Reducing Emissions at System, Project and Local Levels
Laying the Groundwork for Low-Carbon Sustainable Development and Entrepreneurship
VMware pioneers solutions that help build a low-carbon economy that’s radically more efficient. By creating advanced technology, we break down barriers to enable low-carbon growth with the potential to transform how businesses, governments and communities meet their energy needs. Our long-term focus is changing the world’s relationship with energy and how we use it. That starts with creating solutions that reduce carbon emissions at system, project and local levels and finding ways to bridge all three.
Carbon finance is the general term applied to resources provided to a project to purchase greenhouse gas (GHG) emission reductions ('carbon' for short).
The World Bank Group
In November 2018, VMware announced that we reached a critical milestone of becoming a certified CarbonNeutral® company, in accordance with The CarbonNeutral Protocol, two years ahead of schedule.
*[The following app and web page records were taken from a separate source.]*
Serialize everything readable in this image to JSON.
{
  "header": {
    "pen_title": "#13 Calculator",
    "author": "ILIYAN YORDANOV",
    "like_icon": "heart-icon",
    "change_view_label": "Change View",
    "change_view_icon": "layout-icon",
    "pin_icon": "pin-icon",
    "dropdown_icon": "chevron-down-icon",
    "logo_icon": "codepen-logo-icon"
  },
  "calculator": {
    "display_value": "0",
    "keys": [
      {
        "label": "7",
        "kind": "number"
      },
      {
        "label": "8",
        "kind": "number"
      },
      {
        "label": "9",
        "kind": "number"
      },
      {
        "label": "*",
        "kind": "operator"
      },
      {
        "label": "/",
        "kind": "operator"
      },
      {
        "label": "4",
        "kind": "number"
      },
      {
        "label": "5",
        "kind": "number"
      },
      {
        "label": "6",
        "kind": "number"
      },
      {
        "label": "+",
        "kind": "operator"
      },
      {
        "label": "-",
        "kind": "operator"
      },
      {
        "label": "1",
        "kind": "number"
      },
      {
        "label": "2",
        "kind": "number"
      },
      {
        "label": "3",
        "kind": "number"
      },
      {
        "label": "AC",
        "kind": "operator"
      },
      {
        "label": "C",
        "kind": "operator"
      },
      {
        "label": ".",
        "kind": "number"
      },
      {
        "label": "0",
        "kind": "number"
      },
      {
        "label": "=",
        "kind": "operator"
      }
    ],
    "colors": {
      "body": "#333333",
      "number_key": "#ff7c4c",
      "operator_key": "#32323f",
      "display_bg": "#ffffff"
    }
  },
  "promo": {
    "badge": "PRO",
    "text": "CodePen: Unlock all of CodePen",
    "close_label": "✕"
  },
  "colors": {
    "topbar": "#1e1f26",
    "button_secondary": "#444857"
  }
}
Our strategy for getting to this milestone involved addressing emissions reductions from multiple angles including: 1) our own technology as digital infrastructure that enables our customers to reduce carbon emissions, 2) innovative projects that we are driving; such as our Palo Alto microgrid and 3) advancing innovation at the local level by financing low-carbon sustainable development projects. In this article, we aim to illustrate the impact of low-carbon sustainable development projects and their connection to our carbon neutral journey.
Changing the world’s relationship with energy is a global challenge, but we can’t tackle global challenges if we don’t address root causes at the local level. That’s why we think beyond virtualization and energy efficiency and work with businesses that reduce emissions and generate other co-benefits in rural communities. In this case, that community is in Guatemala.
In early 2018, VMware provided carbon financing to a water filter project in Guatemala, Ecofiltro. This funding enabled Guatemalan families to purchase clay water filters and clean cookstoves. These clean energy technologies provide families with a vital source for clean drinking water, as well as a replacement for their fossil-fuel-burning stoves, enabling a positive ripple effect of co-benefits to the environment and the health of the community.
“In Guatemala, 97 percent of water sources are contaminated, leading to the death of one in 20 children before the age of five.”
Natural Capital Partners
For us, this project brought to light the many connections between what appears to be a relatively simple technology and the numerous touchpoints it can have to positive global impact. For example, providing a water filter means less deforestation because families no longer have to cut down carbon-absorbing trees to boil water on their wood-burning stoves. Especially considering the country has already lost 15 percent of its total tree cover since 2010, which is equivalent to 71.4 metric tons of CO₂ emissions, according to the Global Forest Watch.
Low-Carbon Innovations for a Healthier Future
VMware contributed carbon financing to the project that introduces these meaningful changes:
- The project improves community access to clean drinking water by introducing clay water filters to rural Guatemalan regions. These types of affordable, reusable water filters are simple to use and proven to reduce bacteria in water.
- The project also makes fuel-efficient, clean-burning cookstoves more affordable to low-income households in rural Guatemala through microfinancing. (Currently, less than half the total population has access to clean cooking fuels and technologies.) This helps decrease their reliance on carbon-absorbing wood for fuel, subsequently reducing indoor air pollution.
In a country where eradicating water-borne disease is a national priority, the provision of ceramic water filters in homes not only helps to save lives, but also saves the environment.
Why We Chose Carbon Finance
With carbon financing from VMware’s purchase of carbon offsets, the water filtration and efficient cookstove project operates as a sustainable social enterprise. Manufacturing takes place in the country, and the project employs local workers for manufacture, sales, distribution, and post-sales support.
One reason we chose to finance this social entrepreneurial project is that it offers a long-term, sustainable and scalable business model. The project’s microfinancing model enables low-income families in Guatemala to purchase clay water filters and clean cookstoves with interest-free loans that remove upfront costs. Support of the project isn’t philanthropy, but rather a carbon finance approach that facilitates financing projects that change systemic behaviors at a local level and build community capital with the potential to create lasting change.
Carbon financing empowers local communities to develop their own environmental and economic sustainability. Over time, growing demand of low-carbon business models could support local job creation in manufacturing, distribution, installation, and maintenance.
We believe these projects can reduce a community’s environmental impact, contribute to the health and livelihood of individuals and families, and lay the groundwork for future low-carbon economic development. Carbon neutrality is just one step on our journey to fulfilling our commitment to long-term sustainability. At VMware, we’re driven to help create the infrastructure for a new world—a world that’s cleaner, healthier, more sustainable, and better for everyone.
We’re transparent about our progress to carbon neutrality. See other stories related to our journey below.